Task statement » Set down each entry below exactly as written, keeping the pictures out.
** Records shown follows **
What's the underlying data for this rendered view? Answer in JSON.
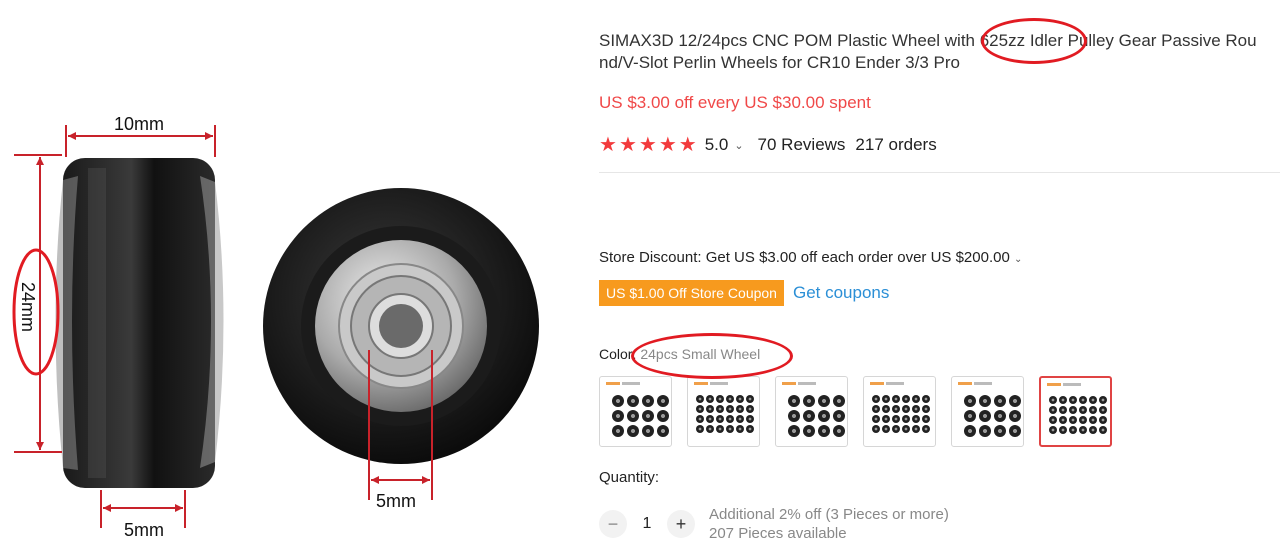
{
  "image": {
    "dims": {
      "width": "10mm",
      "height": "24mm",
      "bore": "5mm",
      "side_width": "5mm"
    }
  },
  "product": {
    "title_line1": "SIMAX3D 12/24pcs CNC POM Plastic Wheel with 625zz Idler Pulley Gear Passive Rou",
    "title_line2": "nd/V-Slot Perlin Wheels for CR10 Ender 3/3 Pro",
    "promo": "US $3.00 off every US $30.00 spent",
    "rating": "5.0",
    "reviews": "70 Reviews",
    "orders": "217 orders"
  },
  "store": {
    "discount": "Store Discount: Get US $3.00 off each order over US $200.00",
    "coupon_tag": "US $1.00 Off Store Coupon",
    "get_coupons": "Get coupons"
  },
  "variant": {
    "label": "Color:",
    "selected": "24pcs Small Wheel",
    "swatch_count": 6,
    "selected_index": 5
  },
  "quantity": {
    "label": "Quantity:",
    "value": "1",
    "minus": "−",
    "plus": "+",
    "note1": "Additional 2% off (3 Pieces or more)",
    "note2": "207 Pieces available"
  },
  "colors": {
    "accent_red": "#f04848",
    "coupon_orange": "#f79a1e",
    "link_blue": "#2b8fd6",
    "annotation": "#e11b22"
  }
}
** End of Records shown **
Task result »
What's the underlying data for this rendered view? Answer in JSON.
{
  "image": {
    "dims": {
      "width": "10mm",
      "height": "24mm",
      "bore": "5mm",
      "side_width": "5mm"
    }
  },
  "product": {
    "title_line1": "SIMAX3D 12/24pcs CNC POM Plastic Wheel with 625zz Idler Pulley Gear Passive Rou",
    "title_line2": "nd/V-Slot Perlin Wheels for CR10 Ender 3/3 Pro",
    "promo": "US $3.00 off every US $30.00 spent",
    "rating": "5.0",
    "reviews": "70 Reviews",
    "orders": "217 orders"
  },
  "store": {
    "discount": "Store Discount: Get US $3.00 off each order over US $200.00",
    "coupon_tag": "US $1.00 Off Store Coupon",
    "get_coupons": "Get coupons"
  },
  "variant": {
    "label": "Color:",
    "selected": "24pcs Small Wheel",
    "swatch_count": 6,
    "selected_index": 5
  },
  "quantity": {
    "label": "Quantity:",
    "value": "1",
    "minus": "−",
    "plus": "+",
    "note1": "Additional 2% off (3 Pieces or more)",
    "note2": "207 Pieces available"
  },
  "colors": {
    "accent_red": "#f04848",
    "coupon_orange": "#f79a1e",
    "link_blue": "#2b8fd6",
    "annotation": "#e11b22"
  }
}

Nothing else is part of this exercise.